The main point about the US and the Iranian situation is that the US government would love an excuse to invade Iran. We, in the US, must build opposition to any moves to invade. This is one of the reasons that it is important to maintain a strong anti-war movement in the US. War will continue to be an ever-present part of US foreign police.

I think it is important for us to point out the hypocrisy of the US in this situation. It was the US government who overthrew the democratically elected, secular Mossadegh government in Iran and installed the brutal Shah in power. When the Iranian people went out into the streets and overthrew the Shah, his forces shot them down by the thousands but we saw no outcry from the US politicians or the media.

So, I think the position of the US left should not be in support of the Ahmadinejad regime because they “won the elections,” or because they will be more anti-imperialist than Mousavi. I think neither is true. The elections were not democratic from the start, and Mousavi will stand up for the theocracy and against the US to the same extent as Ahmadinejad – and maybe as a better representative for them than Ahmadinejad. And the theocracy running the country makes Iran a not so good anti-imperialist power in any case.

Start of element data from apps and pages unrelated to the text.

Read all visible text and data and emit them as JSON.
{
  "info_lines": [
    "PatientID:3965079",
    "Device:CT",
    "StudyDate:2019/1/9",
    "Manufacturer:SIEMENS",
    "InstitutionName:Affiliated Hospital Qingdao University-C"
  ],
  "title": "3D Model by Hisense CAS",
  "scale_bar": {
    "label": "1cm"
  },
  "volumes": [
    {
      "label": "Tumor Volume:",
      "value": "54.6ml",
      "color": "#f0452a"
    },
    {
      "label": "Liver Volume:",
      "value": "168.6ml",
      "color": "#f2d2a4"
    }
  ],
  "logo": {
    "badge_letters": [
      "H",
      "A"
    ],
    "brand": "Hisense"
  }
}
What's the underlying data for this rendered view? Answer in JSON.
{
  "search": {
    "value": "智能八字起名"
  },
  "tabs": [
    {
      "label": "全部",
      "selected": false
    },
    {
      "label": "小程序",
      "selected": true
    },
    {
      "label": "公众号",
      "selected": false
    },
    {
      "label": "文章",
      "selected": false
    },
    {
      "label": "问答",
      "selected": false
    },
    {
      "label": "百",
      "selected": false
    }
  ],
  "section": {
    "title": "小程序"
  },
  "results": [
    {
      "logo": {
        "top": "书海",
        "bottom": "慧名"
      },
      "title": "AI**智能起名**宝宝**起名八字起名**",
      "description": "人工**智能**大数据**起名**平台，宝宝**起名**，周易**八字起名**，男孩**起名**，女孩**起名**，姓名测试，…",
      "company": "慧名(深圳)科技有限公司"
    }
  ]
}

Eventually the Iranian people will need to overthrow the theocracy, but that is not the fight going on in Iran today regardless of the fact that many in the streets want to overthrow them.

Similarly, I don’t think that the left should support the opposition because it will not lead to change for the Iranian people and it will be wrong to imply that it will.

That said, I think that many people in Iran who are opposed to the repression in Iran have been drawn into the demonstrations. It is always possible that people in motion can take a situation further than it was intended to go. I think it is important to watch this process in Iran as it develops.

Joe Lombardo

Sunday, June 7, 2009

Who are the Terrorists?

I was unable to find the word “terrorist” in my local paper, the Times Union, in the AP article on the murder of Dr. George Tiller. I was terribly shocked at this brutal murder of a man who devoted his life to helping women, but I was also shocked to see his killer described as “An activist abortion opponent.” Why not terrorist?

Is this word reserved only for Muslims? Is the murdering of doctors who perform abortions terrorism? Is the bombing of abortion clinics terrorism? Was the bombing at the Atlanta Olympics terrorism? What about the bombing of the federal building in Okalahoma city or the bombing of Black churches in the South or the killing of gays because they are gay? Are these acts terrorism? Is it because these perpetrators are Christians that they are not called terrorists?

The most terror that this world has seen has been from Christian groups like the Nazi’s and fascists in Europe, like the inquisitions of the Catholic Church or the cross burnings of the KKK or the killings and bombings of US troops in Iraq, Afghanistan and Pakistan.